Tagged: Democracy

The Old Road

Many people have been discussing Thomas Piketty’s book Capital In The 21st Century lately. As they should. It is a very important contribution to the fight against economic inequality. We have seen the writing on the wall for many years, but until now we didn’t have a quantifiable theory as to how or why wealth is gravitating towards the richest of the rich.

I have not read the book yet. It is buried under many other titles that are either in progress or take precedence (damn you, college!). But I do have a few thoughts to share concerning the subject.

It seems, first and foremost, that the idea of our society being transformed back into something resembling the Gilded Age has finally caught the attention of a few important groups. Left-leaning liberals/moderates (Democrats?) who were previously apathetic toward a Marxist analysis of capitalism, and some sympathetic/moderate libertarians who don’t only blame governments for economic woes and are willing to meet halfway on markets and their discontents.
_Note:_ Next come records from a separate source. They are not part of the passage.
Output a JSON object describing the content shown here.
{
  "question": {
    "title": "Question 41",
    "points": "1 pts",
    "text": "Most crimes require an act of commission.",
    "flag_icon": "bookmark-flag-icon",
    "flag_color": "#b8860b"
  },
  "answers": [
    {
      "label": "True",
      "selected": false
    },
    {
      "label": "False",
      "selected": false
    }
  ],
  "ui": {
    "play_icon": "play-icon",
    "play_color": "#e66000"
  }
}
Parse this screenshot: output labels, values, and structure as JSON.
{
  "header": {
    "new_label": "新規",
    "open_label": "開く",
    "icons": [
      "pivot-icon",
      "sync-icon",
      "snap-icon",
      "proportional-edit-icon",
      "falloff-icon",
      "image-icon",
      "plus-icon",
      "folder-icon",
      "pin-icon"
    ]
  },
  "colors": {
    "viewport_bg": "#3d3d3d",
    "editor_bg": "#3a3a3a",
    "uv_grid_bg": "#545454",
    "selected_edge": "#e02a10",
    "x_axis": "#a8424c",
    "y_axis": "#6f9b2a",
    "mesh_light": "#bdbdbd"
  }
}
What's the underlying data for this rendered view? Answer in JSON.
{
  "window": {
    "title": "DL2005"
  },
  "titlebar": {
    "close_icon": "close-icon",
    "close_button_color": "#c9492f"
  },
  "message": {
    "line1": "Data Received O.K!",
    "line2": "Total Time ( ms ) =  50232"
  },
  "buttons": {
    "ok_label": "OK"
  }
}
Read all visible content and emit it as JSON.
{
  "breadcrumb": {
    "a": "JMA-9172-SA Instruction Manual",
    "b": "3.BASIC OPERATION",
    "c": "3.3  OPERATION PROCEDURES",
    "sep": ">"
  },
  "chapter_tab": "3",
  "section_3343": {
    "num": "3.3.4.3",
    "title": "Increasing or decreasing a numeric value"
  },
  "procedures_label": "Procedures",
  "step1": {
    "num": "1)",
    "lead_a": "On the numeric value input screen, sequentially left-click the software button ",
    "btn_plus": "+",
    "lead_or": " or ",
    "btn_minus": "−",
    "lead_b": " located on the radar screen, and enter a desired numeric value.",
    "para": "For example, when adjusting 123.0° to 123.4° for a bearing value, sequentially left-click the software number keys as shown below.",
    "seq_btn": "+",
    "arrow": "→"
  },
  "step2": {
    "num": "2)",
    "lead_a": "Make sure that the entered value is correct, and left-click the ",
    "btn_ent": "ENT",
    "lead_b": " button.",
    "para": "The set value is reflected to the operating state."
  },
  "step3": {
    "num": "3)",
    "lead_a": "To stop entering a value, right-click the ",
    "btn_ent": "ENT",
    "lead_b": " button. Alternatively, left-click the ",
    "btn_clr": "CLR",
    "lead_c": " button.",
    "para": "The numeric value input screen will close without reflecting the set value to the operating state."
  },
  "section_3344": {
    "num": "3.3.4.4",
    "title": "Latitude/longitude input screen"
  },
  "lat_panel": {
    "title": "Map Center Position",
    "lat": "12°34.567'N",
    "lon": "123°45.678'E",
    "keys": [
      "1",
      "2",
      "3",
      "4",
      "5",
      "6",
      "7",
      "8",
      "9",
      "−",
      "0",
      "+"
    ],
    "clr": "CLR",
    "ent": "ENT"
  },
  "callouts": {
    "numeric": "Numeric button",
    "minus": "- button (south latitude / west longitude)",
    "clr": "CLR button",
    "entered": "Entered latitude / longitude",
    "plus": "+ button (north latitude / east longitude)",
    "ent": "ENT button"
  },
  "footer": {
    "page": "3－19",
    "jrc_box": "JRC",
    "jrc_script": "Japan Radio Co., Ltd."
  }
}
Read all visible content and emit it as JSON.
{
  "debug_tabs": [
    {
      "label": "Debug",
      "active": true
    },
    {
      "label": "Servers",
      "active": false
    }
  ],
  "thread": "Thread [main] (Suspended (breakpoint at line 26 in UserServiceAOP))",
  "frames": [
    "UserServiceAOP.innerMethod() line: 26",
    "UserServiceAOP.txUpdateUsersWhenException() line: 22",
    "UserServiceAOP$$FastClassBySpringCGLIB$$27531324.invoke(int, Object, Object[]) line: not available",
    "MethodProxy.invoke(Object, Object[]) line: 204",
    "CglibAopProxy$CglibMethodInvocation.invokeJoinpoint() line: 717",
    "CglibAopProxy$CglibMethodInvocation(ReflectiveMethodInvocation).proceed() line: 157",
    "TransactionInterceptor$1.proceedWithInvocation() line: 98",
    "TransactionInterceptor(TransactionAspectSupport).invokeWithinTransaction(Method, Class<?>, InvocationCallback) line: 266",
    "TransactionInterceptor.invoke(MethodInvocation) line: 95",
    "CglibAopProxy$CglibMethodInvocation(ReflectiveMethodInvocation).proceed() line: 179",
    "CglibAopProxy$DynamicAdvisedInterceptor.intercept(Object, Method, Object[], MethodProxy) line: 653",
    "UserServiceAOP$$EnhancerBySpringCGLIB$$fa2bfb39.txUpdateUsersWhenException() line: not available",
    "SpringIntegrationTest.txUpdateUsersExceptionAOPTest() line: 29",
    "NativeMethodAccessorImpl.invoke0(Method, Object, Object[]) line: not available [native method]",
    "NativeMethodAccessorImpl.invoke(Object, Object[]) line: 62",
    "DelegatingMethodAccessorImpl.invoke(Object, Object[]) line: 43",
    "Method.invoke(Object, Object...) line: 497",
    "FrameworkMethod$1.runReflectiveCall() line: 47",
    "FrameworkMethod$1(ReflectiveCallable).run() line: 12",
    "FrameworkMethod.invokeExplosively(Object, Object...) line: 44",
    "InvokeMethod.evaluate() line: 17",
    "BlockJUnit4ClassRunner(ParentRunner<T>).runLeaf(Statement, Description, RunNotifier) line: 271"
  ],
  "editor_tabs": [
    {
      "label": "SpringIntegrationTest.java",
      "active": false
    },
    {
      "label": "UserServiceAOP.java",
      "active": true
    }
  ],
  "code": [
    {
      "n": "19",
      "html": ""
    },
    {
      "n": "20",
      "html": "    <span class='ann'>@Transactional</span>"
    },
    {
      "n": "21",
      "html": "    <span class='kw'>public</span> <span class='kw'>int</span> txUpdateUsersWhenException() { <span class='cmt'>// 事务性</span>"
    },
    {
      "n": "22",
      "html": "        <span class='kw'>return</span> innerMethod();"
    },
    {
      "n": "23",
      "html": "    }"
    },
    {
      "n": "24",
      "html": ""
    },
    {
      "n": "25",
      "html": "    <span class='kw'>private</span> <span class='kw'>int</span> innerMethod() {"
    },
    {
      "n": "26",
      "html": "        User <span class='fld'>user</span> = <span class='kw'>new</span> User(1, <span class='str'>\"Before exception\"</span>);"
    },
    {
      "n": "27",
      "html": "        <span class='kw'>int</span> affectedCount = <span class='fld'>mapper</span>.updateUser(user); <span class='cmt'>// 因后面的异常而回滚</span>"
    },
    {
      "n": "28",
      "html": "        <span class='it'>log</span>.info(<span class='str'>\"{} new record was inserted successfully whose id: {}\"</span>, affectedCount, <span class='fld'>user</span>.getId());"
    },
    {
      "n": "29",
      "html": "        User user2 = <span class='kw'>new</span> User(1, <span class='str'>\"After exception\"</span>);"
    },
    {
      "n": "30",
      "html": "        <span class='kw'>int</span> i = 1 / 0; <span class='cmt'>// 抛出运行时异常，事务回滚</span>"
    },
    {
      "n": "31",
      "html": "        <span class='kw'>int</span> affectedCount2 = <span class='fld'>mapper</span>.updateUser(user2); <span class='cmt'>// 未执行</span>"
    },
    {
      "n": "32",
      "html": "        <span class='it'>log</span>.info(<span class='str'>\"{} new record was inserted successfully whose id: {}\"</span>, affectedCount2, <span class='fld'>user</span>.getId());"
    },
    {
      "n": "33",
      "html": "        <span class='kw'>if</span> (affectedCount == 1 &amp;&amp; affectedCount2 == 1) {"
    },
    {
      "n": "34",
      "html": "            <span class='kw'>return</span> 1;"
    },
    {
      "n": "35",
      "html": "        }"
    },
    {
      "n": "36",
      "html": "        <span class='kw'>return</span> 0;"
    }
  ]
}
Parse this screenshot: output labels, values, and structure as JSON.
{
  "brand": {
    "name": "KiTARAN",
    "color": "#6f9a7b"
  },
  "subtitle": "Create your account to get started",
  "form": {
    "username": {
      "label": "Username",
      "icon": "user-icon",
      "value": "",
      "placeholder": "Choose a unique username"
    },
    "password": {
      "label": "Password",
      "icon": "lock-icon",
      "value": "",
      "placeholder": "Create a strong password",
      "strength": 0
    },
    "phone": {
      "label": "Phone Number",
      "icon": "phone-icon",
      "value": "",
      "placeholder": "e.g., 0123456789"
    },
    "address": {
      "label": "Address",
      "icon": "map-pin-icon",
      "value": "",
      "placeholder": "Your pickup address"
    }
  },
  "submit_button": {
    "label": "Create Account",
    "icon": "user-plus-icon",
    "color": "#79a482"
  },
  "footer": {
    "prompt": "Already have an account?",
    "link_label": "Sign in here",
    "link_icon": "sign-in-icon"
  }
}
The key to both of these groups joining with their radical (Anarchist, Communist, etc.) brothers and sisters is the baseline argument that we can all agree on: that the politicians that we have elected to represent us in our democracy have not been speaking for us. Have they ever really?

Not only are we as a people confronted with the reality of corporate dynasties (The Waltons, The Kochs) but who would have ever imagined we would have to deal with political ones as well? The possibility of another Clinton or another Bush in the oval office frightens me.

We are on an old road that hasn’t been walked on since the 1920s. It’s hard not to think that we could see another financial meltdown followed by another war. Would we survive? Can we prevent or even reverse what has been set in motion? I guess that’s if you even believe that history is repeating itself based on the data.

Wherever we’re going we are being driven by a vehicle built on a specific ideology that seeks to hinder our senses. The more we fight to see the truth the tighter the blindfold becomes. The more we fight to listen to one another the louder the megaphone of the elite becomes. It’s going to take a lot of people being okay with alternative ways to organize society for anything resembling democracy to return.

This is why Piketty’s book and others like it will gain more readers in the coming months and years. The more people that are aware of their lack of opportunity originating from their lack of wealth the more they will be willing to talk to one another about how to fix it.


How un(American)

As I prowl the internet I come across a great many sites that argue over the fact that we do not have more presidential candidates participating in the debates. That it’s “unAmerican” that Ron Paul, or Gary Johnson, or whomever is running on a specific ticket is not allowed to debate with capitalist choice A or capitalist choice B (psst…that’s Obama and Romney) on live television in front of the rest of our country.

I hate to break it to those red, white, and true blue believers, but that isn’t just an American value, that’s a democratic one that isn’t specific our country. We didn’t invent democracy, though many on either side of the political spectrum still considers it an invention of our revolution and subsequent union. But even that kind of democracy – and the one we struggle with today – is a limited one.

We seem to be in the stranglehold of the fist of capital, or wealth, or debt – whichever one you choose really because these days they are all the same in the eyes of the working class. Our capital has been shifted upwards through crony capitalism and corporate socialism. Our wealth (social, emotional, physical) has in most cases been depleted through the longer hours we work for the smaller piece of the pie. And our debt is the only thing handed back down to us as a means to survive while banks make sure we’re locked in to feed them like the good hosts for parasites we’ve become.

It’s nothing new in the eyes of Generation X, Y, or Z. All the lines on the graph of life have been skewing downward for the past 20-30 years no matter where the plot started. That is except for the ruling class who have begun to take notice of the people becoming a bit…upset.

More people have started waking up and realizing that the promise of being affluent like everyone else was a farce. There is no American dream because as George Carlin once said “you have to be asleep to believe it.” But we aren’t totally screwed because we’re only as powerful as we are conscious and active in our political, social, and economic surroundings. And these days there isn’t any shortage of that.

Sure, vote for your favorite candidate come election day, but also take notice of what’s happening around you after you leave the booth. Take notice and be inspired by the teacher strikes in Chicago (they weren’t just striking for more pay), or the recent Walmart ones (they are striking for more pay because their current wage is a joke). Follow economists like Dean Baker, Richard Wolff, and Steve Keen. They all have great ideas and solutions to help get us out of this hole. And above all else, get involved locally. The only way we can have our democracy back is not by waiting for some man or woman to appear on television to speak to us, we need to speak to each other.